SUPPLIED INFORMATION below:
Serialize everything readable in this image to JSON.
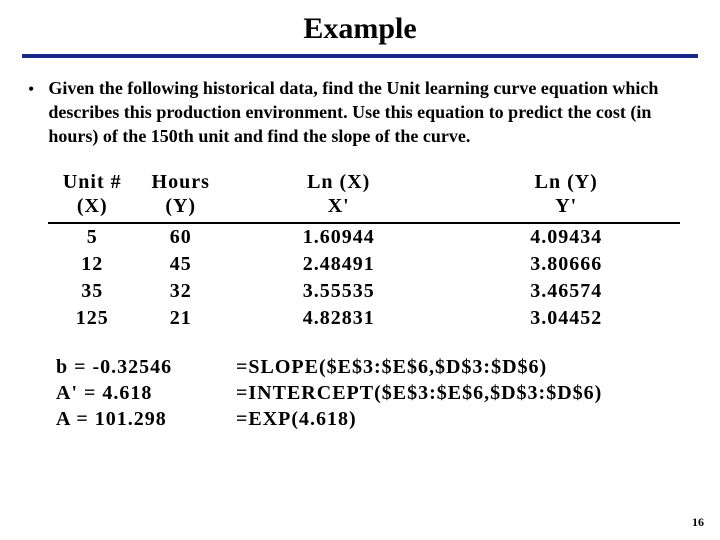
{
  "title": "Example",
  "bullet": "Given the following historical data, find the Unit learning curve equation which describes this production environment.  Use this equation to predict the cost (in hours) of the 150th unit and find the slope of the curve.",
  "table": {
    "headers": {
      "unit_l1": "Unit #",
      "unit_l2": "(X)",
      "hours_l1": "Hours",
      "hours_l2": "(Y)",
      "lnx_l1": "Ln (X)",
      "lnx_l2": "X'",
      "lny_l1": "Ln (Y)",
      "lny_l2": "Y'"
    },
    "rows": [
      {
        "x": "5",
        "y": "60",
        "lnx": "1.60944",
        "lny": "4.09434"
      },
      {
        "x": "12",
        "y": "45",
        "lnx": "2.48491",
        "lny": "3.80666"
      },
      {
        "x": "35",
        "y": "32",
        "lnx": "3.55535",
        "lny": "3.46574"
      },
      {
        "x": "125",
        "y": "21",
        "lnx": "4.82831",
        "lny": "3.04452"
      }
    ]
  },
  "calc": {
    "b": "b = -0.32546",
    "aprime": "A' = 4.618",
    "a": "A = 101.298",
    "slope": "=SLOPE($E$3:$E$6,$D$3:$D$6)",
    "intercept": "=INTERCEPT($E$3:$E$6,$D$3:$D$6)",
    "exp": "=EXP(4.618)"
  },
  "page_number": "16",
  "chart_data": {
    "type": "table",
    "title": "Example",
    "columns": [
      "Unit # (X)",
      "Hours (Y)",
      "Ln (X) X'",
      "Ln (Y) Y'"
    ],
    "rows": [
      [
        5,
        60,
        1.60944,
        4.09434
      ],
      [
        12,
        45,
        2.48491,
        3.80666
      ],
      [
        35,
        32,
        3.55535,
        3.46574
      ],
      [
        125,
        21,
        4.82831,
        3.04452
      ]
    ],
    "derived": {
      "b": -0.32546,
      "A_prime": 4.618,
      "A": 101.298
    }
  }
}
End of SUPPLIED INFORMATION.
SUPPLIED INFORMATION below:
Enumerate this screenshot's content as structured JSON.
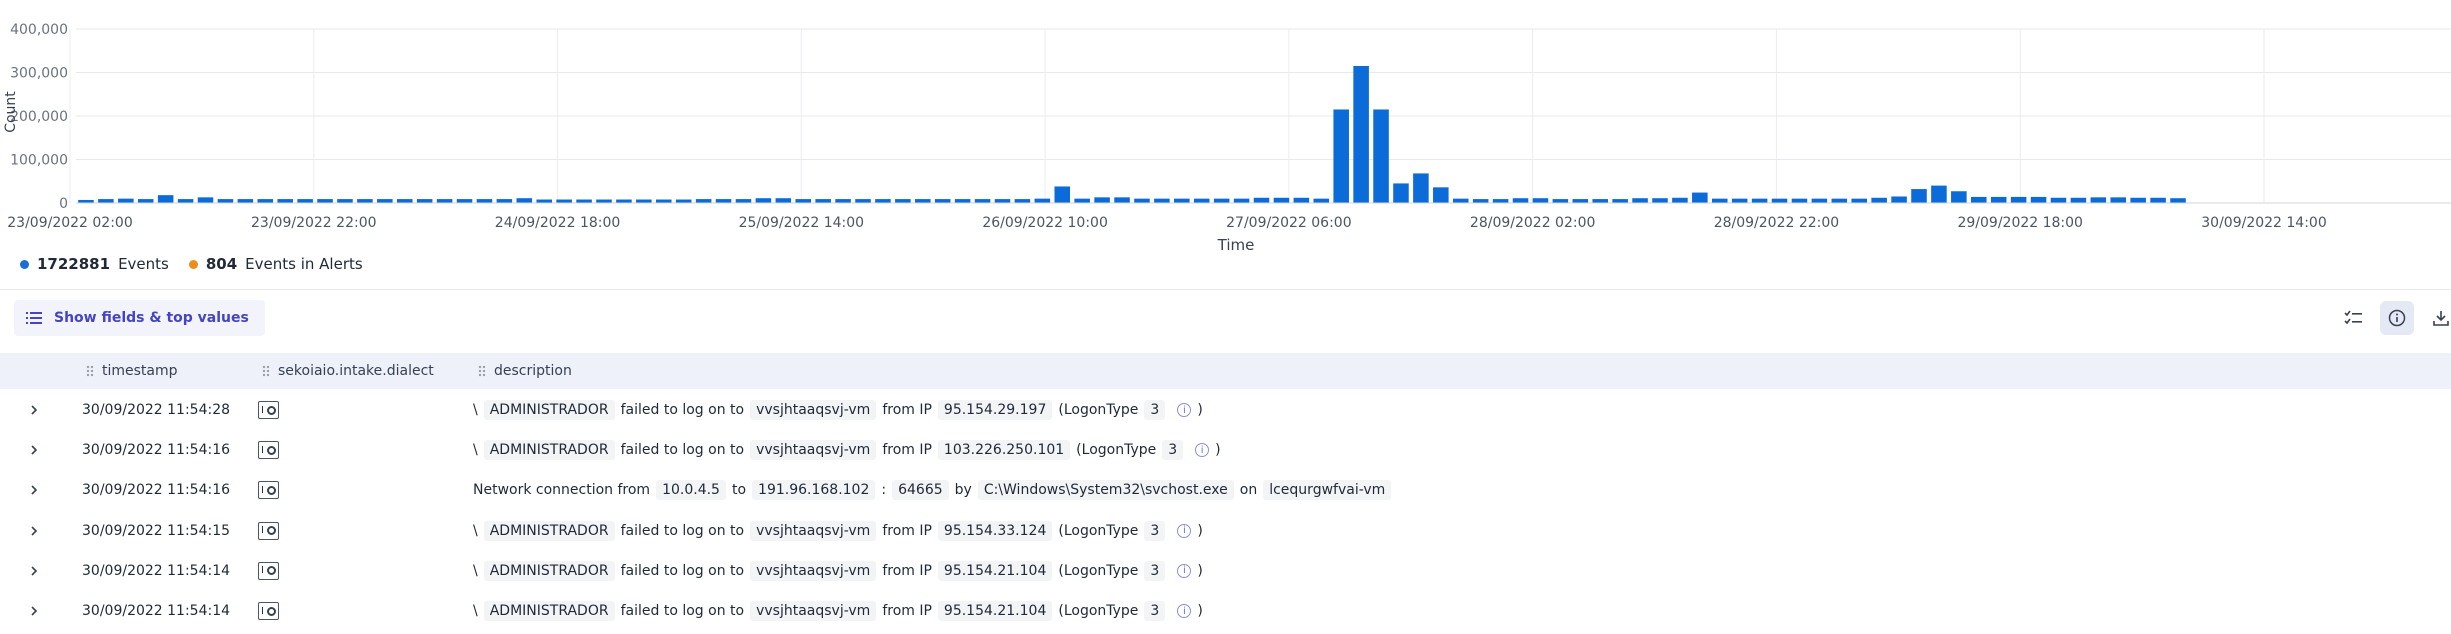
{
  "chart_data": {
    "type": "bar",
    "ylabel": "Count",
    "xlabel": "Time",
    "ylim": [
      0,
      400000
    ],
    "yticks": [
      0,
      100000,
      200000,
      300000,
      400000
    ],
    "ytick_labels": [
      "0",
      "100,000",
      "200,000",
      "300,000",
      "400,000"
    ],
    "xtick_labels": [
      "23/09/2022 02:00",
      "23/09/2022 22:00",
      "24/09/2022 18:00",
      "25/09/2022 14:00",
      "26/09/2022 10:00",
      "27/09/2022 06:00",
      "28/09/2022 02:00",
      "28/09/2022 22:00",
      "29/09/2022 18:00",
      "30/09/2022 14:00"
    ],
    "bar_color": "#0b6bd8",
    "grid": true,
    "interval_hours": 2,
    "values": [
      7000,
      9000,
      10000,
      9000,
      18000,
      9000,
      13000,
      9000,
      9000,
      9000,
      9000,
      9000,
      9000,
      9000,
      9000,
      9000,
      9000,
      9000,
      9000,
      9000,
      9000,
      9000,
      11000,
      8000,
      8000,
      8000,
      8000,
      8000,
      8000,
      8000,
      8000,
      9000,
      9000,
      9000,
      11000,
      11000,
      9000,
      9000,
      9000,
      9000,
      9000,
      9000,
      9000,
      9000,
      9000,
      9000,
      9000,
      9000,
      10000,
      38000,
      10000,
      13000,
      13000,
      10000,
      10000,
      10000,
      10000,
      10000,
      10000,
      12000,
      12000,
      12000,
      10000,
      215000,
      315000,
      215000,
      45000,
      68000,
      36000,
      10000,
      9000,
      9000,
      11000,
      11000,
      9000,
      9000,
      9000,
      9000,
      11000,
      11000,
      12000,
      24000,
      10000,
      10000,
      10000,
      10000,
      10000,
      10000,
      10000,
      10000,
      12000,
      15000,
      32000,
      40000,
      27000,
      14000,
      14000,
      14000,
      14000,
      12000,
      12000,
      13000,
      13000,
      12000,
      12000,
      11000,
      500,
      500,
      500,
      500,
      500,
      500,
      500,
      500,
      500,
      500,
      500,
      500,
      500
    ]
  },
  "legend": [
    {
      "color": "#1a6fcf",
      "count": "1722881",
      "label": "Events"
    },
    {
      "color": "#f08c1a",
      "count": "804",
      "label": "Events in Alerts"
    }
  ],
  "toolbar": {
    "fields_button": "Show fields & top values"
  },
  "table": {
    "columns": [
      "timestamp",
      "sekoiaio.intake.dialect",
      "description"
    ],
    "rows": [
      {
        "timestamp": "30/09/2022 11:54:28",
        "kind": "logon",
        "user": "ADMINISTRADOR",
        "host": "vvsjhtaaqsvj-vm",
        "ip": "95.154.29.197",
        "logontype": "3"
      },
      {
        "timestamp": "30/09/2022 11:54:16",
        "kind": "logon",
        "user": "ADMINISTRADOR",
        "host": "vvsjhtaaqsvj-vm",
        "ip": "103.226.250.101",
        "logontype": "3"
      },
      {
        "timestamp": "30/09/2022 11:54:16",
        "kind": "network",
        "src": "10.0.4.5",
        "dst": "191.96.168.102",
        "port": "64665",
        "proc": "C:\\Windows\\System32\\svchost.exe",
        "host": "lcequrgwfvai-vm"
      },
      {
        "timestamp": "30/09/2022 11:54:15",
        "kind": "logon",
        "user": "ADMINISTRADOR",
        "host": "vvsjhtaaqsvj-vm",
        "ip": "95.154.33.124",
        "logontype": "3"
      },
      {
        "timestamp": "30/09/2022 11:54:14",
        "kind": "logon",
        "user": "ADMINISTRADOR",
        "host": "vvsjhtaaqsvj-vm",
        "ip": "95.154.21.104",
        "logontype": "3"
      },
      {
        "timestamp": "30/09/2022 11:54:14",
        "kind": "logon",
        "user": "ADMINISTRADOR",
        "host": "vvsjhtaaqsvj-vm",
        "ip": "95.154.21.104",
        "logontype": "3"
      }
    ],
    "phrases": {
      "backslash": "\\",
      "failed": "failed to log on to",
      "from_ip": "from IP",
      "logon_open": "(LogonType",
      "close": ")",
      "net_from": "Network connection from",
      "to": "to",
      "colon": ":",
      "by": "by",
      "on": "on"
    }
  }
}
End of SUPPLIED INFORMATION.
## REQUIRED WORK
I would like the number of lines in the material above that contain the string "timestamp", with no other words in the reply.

## RESPONSE TO THE EXERCISE
7